That being said, how much water should you consume every day? There is no such thing as a one-size-fits-all solution. According to researchers, water intake should be tailored to the individual, and you should consult your physician if you are unsure of the appropriate amount for you.
However, even a typical person’s water requirements will differ, especially if you’re sweating excessively while exercising or are outside on a sweltering day. If you’re unsure how much water to drink during those times, consult your doctor, but a useful tip for healthy people is two to three cups every hour, or extra if you are sweating significantly.
Suggestions for preventing dehydration
Here’s an easy-to-follow breakdown of how to include extra water into your day in the following manner:
Start the day right. Drink a cold beverage and eat water-rich fruit (such as watermelon or citrus) with your breakfast.
Ignorance is bliss. Always replenish your cup, glass, or bottle. Whenever you see a glass of water next to you, you’ll drink more.
Prepare. Always have a jug, bottle, or glass nearby. Or start the day with a large bottle and aim to finish it.

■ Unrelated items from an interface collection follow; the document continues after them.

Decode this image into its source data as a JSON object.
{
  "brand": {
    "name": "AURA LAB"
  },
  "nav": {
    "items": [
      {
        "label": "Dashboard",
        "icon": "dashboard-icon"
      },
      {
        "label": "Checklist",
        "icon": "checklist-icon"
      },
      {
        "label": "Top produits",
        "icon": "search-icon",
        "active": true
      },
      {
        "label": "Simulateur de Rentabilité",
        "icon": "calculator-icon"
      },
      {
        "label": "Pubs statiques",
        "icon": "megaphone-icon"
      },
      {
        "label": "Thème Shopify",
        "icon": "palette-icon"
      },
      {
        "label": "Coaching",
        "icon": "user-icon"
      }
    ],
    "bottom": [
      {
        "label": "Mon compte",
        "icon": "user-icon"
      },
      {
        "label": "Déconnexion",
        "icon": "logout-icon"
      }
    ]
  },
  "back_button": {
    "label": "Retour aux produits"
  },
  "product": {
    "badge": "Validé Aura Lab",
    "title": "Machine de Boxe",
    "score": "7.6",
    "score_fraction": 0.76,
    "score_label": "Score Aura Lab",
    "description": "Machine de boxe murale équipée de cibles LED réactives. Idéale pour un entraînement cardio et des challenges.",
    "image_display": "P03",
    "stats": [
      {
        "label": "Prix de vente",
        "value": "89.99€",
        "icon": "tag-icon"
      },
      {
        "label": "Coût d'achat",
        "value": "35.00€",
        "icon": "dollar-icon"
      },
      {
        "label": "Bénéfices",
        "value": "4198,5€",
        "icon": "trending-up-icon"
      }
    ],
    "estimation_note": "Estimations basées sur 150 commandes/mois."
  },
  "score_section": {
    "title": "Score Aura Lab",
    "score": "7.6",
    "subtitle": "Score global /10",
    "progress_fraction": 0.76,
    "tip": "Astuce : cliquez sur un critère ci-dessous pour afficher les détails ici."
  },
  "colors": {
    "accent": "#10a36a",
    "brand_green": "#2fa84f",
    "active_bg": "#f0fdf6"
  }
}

Contrary to popular belief, do not rely on thirst. Because you don’t feel thirsty when it’s chilly, thirst isn’t always the best signal of your body’s fluid demands. Provided you’re drinking consistently throughout the day and frequently peeing – and your pee is a light, yellow color similar to straw – you’re getting enough water.
Move around with your drink. Obtaining a healthy drink on the fly is difficult, so take a bottle. It doesn’t imply drinking only water; try low-sugar juices or herbal teas.
Remember, food counts. Water is abundant in fruits and vegetables. Apples are 86% water, carrots are 88% water, and cucumbers are 97% water. Make the most of colorful, seasonal vegetables full of immune-boosting vitamins and minerals.
Drink water while exercising. This is due to the fact that sweating causes you to lose more water. Drink plenty of water before, during, and after exercise.
Examine your surroundings. Centrally heated houses and offices dry the air and accelerate perspiration evaporation. This can boost our hydration needs, so drink frequently.
The benefits of drinking more water are quite clear. Indeed, it is required by practically every cell in your body. Not only will adhering to your daily suggested intake help you keep your present level of health, but it may significantly improve it.